Steel Corrosion: Is Rust on Steel Myth or Reality?

steel corrosion

Stainless steel is unique from all other forms of metal. It is a steel alloy that contains at least 10.5% of chromium. The chromium makes stainless steel corrosion-resistant because the chromium reacts with surrounding oxygen to form a thin layer on top of the steel. Theoretically, this layer should prevent rusting.


Stainless steel is probably the most common type of steel used over a wide range of applications such as industrial equipment, building materials, tubing for electrical appliances, wires, bars, sheets, and even surgical equipment. This is because of the steel’s shiny lustre that adds to its aesthetic appeal.

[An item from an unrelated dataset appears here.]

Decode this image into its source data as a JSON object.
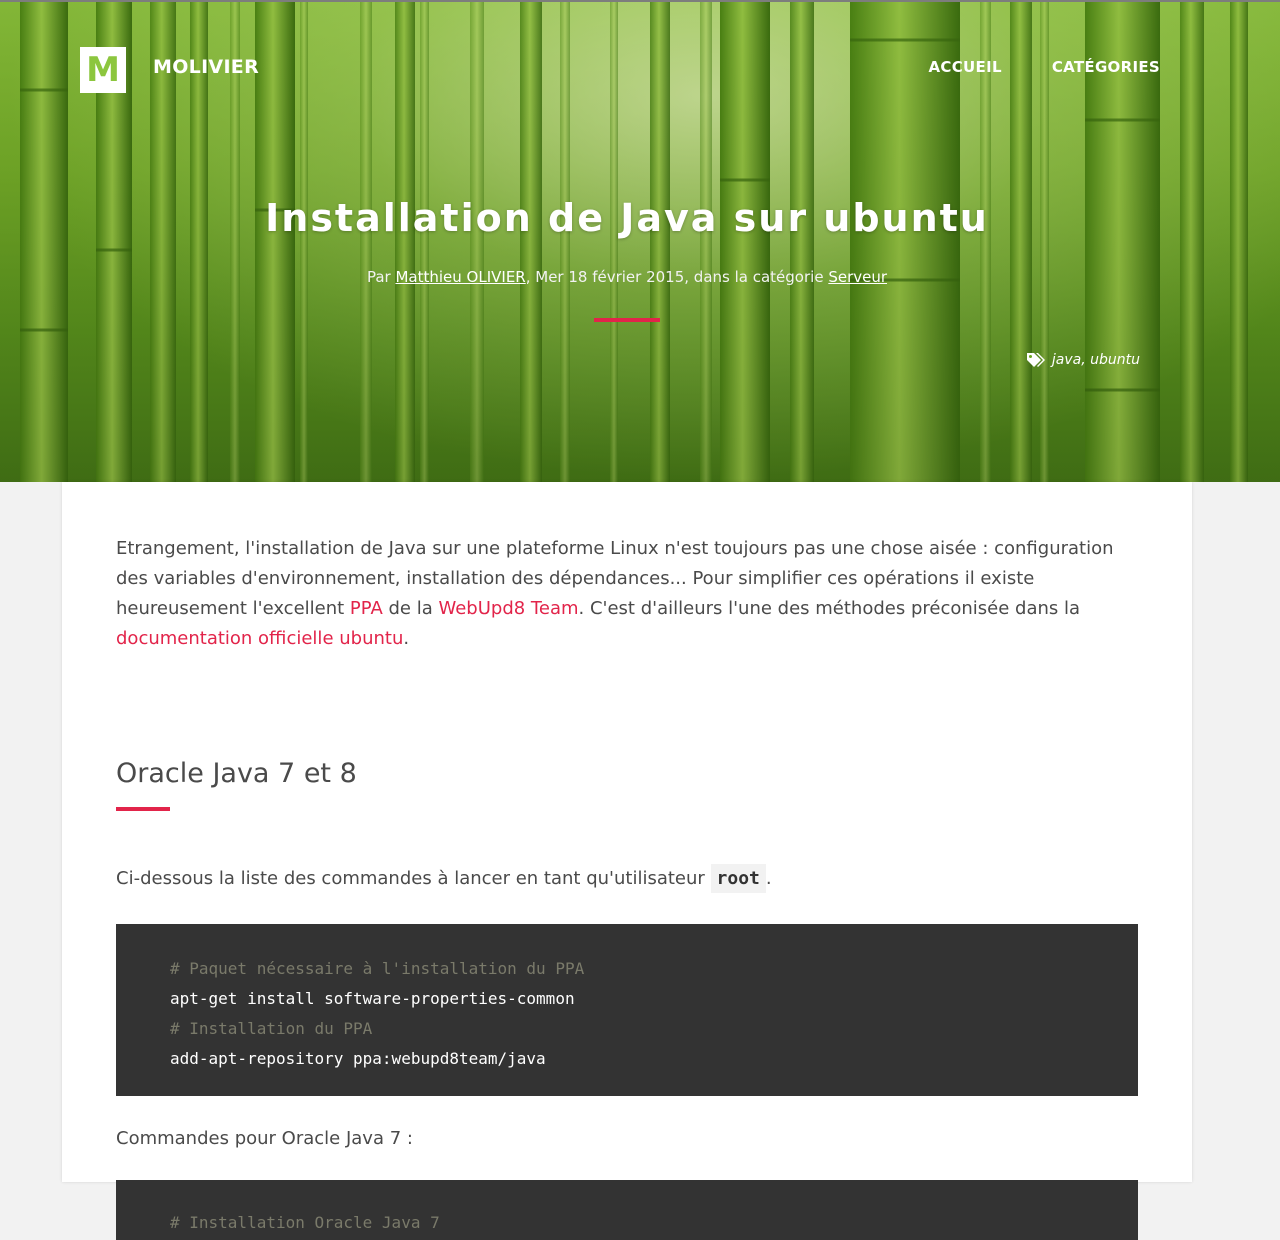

Its resistance to oxidation also makes it very low maintenance.


Among the four types of stainless steel - austenitic, ferritic, martensitic, and duplex - austenitic stainless steel is dominant in any industry, with over 70% of total stainless steel output. With 16% chromium mixed with carbon, it yields proper rust prevention. The other three types, while having lower chromium levels, still fares well in preventing localised corrosion in crevices and against stress corrosion cracking.


Will Stainless Steel Rust?


Based on the discussion above, the answer is yes, given certain extreme conditions. But compared to other industrial conventional steel, stainless steel has a higher resistance to rust. However, very long exposure to heat, moisture, grease, saline, and damaging chemicals will eventually corrode stainless steel.


What Steel Corrosion Can Ultimately Damage Stainless Steel?


General corrosion - The most common type of rusting and corrosion for any steel material. It is the uniform loss of metal over an entire surface due to rusting. This type of steel corrosion is also the most predictable and manageable. All four types of stainless steel are usually protected from general corrosion due to their chromium content. However, if the stainless steel is exposed to extreme corroding conditions, it may be a good idea to use products like the Unituff OGS (Seal'n 'Peel) to ensure rust and corrosion prevention.


Bimetallic corrosion - Rusting or corrosion that occurs due to an electrochemical process when one metal corrodes another because of the presence of electrolytes.


Intergranular corrosion - Occurs due to extreme heat exposure or when crystallites have collected at the steel edges. This is a common occurrence with austenitic stainless steel.


Pitting corrosion - Occurs when stainless steel is exposed to too many chlorides, resulting in localised corrosion that causes holes and cavities.


Crevice corrosion - May occur if two metals are joined together, or even if a metal is joined with a non-metal. Corrosion occurs between two joined surfaces.


Stress corrosion cracking - Corrosion occurs when a crack is formed due to tensile stresses coupled with corrosive environmental conditions.


In all the cases of the above types of corrosion, all these are preventable if the stainless steel surface is coated with a protective barrier specially made for stainless steel.


Consider the Unituff OGS for your rust prevention needs.